** RECORDS TO PROCESS follows **

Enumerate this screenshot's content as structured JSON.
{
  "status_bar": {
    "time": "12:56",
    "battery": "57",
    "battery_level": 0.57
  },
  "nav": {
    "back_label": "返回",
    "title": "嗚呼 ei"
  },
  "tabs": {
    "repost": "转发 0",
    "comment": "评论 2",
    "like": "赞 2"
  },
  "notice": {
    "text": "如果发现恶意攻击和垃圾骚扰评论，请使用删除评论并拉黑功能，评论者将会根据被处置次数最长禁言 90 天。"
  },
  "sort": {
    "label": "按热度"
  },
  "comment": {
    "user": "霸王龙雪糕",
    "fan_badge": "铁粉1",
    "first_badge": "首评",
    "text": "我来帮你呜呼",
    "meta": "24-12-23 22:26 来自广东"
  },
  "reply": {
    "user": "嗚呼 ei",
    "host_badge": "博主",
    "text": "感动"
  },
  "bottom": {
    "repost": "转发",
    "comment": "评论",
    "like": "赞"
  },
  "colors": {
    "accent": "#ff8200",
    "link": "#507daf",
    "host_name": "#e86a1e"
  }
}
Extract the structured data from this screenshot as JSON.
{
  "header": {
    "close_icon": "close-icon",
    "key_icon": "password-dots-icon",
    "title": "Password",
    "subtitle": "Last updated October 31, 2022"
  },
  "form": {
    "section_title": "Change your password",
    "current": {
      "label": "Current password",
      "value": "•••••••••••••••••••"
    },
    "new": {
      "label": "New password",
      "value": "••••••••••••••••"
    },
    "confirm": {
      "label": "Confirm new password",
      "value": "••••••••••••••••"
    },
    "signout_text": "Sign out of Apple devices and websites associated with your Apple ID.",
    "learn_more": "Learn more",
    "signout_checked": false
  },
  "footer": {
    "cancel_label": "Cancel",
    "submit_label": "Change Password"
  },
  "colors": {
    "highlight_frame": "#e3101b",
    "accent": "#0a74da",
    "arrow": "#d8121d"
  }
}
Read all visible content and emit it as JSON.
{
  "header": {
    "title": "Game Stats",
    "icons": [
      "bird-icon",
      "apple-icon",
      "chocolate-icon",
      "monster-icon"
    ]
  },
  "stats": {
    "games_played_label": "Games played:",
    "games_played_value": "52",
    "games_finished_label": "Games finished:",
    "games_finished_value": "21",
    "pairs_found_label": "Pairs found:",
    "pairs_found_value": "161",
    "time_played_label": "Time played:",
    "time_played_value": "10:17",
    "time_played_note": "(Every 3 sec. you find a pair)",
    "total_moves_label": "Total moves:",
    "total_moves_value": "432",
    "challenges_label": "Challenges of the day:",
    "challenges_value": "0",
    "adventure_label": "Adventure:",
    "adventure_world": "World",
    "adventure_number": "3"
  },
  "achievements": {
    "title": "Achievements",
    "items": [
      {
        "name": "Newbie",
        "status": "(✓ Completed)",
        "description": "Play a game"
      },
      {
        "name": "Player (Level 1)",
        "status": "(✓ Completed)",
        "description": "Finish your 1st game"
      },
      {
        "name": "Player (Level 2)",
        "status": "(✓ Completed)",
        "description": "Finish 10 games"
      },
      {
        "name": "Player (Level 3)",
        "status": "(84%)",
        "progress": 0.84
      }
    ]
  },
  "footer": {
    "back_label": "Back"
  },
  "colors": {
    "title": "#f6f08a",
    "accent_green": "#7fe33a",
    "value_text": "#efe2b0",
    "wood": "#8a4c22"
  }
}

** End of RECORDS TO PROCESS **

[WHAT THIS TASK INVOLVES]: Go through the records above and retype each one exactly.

[RESPONSE AREA]:
Enumerate this screenshot's content as structured JSON.
{
  "status_bar": {
    "time": "12:56",
    "battery": "57",
    "battery_level": 0.57
  },
  "nav": {
    "back_label": "返回",
    "title": "嗚呼 ei"
  },
  "tabs": {
    "repost": "转发 0",
    "comment": "评论 2",
    "like": "赞 2"
  },
  "notice": {
    "text": "如果发现恶意攻击和垃圾骚扰评论，请使用删除评论并拉黑功能，评论者将会根据被处置次数最长禁言 90 天。"
  },
  "sort": {
    "label": "按热度"
  },
  "comment": {
    "user": "霸王龙雪糕",
    "fan_badge": "铁粉1",
    "first_badge": "首评",
    "text": "我来帮你呜呼",
    "meta": "24-12-23 22:26 来自广东"
  },
  "reply": {
    "user": "嗚呼 ei",
    "host_badge": "博主",
    "text": "感动"
  },
  "bottom": {
    "repost": "转发",
    "comment": "评论",
    "like": "赞"
  },
  "colors": {
    "accent": "#ff8200",
    "link": "#507daf",
    "host_name": "#e86a1e"
  }
}
Extract the structured data from this screenshot as JSON.
{
  "header": {
    "close_icon": "close-icon",
    "key_icon": "password-dots-icon",
    "title": "Password",
    "subtitle": "Last updated October 31, 2022"
  },
  "form": {
    "section_title": "Change your password",
    "current": {
      "label": "Current password",
      "value": "•••••••••••••••••••"
    },
    "new": {
      "label": "New password",
      "value": "••••••••••••••••"
    },
    "confirm": {
      "label": "Confirm new password",
      "value": "••••••••••••••••"
    },
    "signout_text": "Sign out of Apple devices and websites associated with your Apple ID.",
    "learn_more": "Learn more",
    "signout_checked": false
  },
  "footer": {
    "cancel_label": "Cancel",
    "submit_label": "Change Password"
  },
  "colors": {
    "highlight_frame": "#e3101b",
    "accent": "#0a74da",
    "arrow": "#d8121d"
  }
}
Read all visible content and emit it as JSON.
{
  "header": {
    "title": "Game Stats",
    "icons": [
      "bird-icon",
      "apple-icon",
      "chocolate-icon",
      "monster-icon"
    ]
  },
  "stats": {
    "games_played_label": "Games played:",
    "games_played_value": "52",
    "games_finished_label": "Games finished:",
    "games_finished_value": "21",
    "pairs_found_label": "Pairs found:",
    "pairs_found_value": "161",
    "time_played_label": "Time played:",
    "time_played_value": "10:17",
    "time_played_note": "(Every 3 sec. you find a pair)",
    "total_moves_label": "Total moves:",
    "total_moves_value": "432",
    "challenges_label": "Challenges of the day:",
    "challenges_value": "0",
    "adventure_label": "Adventure:",
    "adventure_world": "World",
    "adventure_number": "3"
  },
  "achievements": {
    "title": "Achievements",
    "items": [
      {
        "name": "Newbie",
        "status": "(✓ Completed)",
        "description": "Play a game"
      },
      {
        "name": "Player (Level 1)",
        "status": "(✓ Completed)",
        "description": "Finish your 1st game"
      },
      {
        "name": "Player (Level 2)",
        "status": "(✓ Completed)",
        "description": "Finish 10 games"
      },
      {
        "name": "Player (Level 3)",
        "status": "(84%)",
        "progress": 0.84
      }
    ]
  },
  "footer": {
    "back_label": "Back"
  },
  "colors": {
    "title": "#f6f08a",
    "accent_green": "#7fe33a",
    "value_text": "#efe2b0",
    "wood": "#8a4c22"
  }
}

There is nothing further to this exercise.